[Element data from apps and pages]
═══

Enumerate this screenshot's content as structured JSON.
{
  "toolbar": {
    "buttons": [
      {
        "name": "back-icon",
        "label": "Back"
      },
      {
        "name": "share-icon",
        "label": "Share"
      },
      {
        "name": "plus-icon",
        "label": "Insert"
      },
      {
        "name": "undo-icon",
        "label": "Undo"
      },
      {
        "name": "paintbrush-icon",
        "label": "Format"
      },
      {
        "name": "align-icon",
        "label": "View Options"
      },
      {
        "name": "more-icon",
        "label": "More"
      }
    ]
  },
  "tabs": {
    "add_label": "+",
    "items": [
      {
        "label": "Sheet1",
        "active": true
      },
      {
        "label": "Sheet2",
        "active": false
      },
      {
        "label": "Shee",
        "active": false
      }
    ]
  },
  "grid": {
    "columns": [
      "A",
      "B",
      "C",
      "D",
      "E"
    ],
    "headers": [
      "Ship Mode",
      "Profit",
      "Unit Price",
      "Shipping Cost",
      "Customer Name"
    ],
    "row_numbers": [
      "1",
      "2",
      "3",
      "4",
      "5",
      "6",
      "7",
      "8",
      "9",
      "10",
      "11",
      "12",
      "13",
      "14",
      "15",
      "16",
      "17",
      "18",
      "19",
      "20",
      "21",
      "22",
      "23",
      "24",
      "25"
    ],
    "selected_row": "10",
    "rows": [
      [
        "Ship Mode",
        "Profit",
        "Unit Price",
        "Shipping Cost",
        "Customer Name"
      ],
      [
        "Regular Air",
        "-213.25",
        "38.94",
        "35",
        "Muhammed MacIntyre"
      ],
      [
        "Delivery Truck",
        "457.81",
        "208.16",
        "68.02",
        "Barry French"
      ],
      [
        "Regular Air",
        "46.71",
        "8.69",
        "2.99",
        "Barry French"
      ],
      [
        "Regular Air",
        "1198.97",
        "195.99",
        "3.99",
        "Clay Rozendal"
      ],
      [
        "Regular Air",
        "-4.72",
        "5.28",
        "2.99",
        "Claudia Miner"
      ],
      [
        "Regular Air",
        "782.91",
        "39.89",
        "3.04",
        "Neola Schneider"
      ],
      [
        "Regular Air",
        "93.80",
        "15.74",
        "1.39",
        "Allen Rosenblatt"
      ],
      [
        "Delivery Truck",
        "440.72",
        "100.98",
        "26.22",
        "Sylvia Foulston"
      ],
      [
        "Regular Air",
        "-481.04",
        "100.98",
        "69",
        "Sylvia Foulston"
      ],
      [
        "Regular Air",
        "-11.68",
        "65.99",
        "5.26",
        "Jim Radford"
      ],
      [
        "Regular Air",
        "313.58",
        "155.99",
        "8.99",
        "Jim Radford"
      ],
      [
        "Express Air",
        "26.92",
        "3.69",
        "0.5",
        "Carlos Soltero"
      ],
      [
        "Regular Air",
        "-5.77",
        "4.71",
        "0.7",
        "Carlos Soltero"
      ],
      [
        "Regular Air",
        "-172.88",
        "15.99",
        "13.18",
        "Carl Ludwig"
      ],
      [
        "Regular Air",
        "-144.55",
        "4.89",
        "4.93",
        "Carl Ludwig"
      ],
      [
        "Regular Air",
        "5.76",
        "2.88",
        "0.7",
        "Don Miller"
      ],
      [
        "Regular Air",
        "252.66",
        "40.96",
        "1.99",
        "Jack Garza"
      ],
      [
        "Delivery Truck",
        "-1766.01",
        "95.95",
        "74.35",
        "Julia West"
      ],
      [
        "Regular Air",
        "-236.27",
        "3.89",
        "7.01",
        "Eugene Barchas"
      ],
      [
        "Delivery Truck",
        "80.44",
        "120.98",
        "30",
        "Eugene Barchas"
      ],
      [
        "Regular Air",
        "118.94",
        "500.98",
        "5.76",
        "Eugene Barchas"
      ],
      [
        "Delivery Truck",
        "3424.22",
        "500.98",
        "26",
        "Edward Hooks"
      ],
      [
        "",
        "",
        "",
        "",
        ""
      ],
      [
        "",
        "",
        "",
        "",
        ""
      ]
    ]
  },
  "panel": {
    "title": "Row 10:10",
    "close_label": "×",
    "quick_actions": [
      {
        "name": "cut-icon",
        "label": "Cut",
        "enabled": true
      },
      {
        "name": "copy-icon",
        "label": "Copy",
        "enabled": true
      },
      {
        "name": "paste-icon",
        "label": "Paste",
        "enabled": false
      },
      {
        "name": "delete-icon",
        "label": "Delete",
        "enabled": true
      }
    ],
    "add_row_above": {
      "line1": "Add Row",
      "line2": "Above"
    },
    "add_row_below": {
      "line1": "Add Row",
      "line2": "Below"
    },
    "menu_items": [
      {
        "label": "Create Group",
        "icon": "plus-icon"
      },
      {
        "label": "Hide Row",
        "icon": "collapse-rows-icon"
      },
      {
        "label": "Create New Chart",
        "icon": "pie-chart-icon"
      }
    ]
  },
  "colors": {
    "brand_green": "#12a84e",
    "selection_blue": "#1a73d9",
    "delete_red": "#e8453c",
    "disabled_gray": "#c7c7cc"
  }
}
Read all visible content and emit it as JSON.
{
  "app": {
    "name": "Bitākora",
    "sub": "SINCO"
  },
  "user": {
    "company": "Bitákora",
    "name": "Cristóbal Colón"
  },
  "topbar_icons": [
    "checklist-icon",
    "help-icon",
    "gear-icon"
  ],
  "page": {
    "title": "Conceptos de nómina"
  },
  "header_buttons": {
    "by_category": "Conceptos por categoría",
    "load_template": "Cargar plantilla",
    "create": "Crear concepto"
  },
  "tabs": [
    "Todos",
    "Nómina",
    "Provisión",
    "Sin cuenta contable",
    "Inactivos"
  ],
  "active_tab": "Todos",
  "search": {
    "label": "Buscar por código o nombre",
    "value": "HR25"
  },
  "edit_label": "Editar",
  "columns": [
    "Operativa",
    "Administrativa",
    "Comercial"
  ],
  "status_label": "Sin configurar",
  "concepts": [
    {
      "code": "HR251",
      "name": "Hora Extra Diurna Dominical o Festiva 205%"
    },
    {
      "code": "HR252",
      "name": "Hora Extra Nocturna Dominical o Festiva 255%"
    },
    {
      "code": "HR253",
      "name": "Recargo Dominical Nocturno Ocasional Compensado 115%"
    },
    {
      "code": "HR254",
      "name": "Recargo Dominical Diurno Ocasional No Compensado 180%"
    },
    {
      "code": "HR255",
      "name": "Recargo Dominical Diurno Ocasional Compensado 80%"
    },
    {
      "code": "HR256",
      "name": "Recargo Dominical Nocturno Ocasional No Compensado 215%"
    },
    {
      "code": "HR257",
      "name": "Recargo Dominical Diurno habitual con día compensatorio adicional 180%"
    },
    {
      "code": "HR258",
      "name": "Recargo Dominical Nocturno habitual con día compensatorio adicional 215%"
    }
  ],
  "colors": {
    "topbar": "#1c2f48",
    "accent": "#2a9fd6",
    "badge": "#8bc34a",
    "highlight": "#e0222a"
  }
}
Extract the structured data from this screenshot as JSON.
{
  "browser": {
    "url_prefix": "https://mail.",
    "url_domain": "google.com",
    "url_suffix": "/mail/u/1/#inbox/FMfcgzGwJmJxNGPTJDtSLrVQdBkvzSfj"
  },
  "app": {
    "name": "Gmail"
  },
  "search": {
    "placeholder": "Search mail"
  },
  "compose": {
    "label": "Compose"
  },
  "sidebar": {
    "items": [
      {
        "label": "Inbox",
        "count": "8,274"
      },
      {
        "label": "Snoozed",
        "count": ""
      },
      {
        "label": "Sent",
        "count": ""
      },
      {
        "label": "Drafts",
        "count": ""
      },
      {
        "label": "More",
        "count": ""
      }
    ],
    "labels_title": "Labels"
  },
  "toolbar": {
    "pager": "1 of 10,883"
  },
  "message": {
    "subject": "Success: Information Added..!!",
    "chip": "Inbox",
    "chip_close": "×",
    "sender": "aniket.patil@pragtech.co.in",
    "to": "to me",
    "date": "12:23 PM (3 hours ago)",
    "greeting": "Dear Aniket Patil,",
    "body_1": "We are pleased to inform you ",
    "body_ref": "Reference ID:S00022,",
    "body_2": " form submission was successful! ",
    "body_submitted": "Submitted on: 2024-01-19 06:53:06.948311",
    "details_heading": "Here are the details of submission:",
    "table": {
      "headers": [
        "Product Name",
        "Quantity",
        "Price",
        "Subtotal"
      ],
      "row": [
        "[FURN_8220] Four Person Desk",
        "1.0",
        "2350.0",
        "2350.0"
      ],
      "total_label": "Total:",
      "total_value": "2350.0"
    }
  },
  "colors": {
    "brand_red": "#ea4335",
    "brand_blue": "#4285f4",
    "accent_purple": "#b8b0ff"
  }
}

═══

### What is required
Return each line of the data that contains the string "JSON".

### Task answer
Enumerate this screenshot's content as structured JSON.
Read all visible content and emit it as JSON.
Extract the structured data from this screenshot as JSON.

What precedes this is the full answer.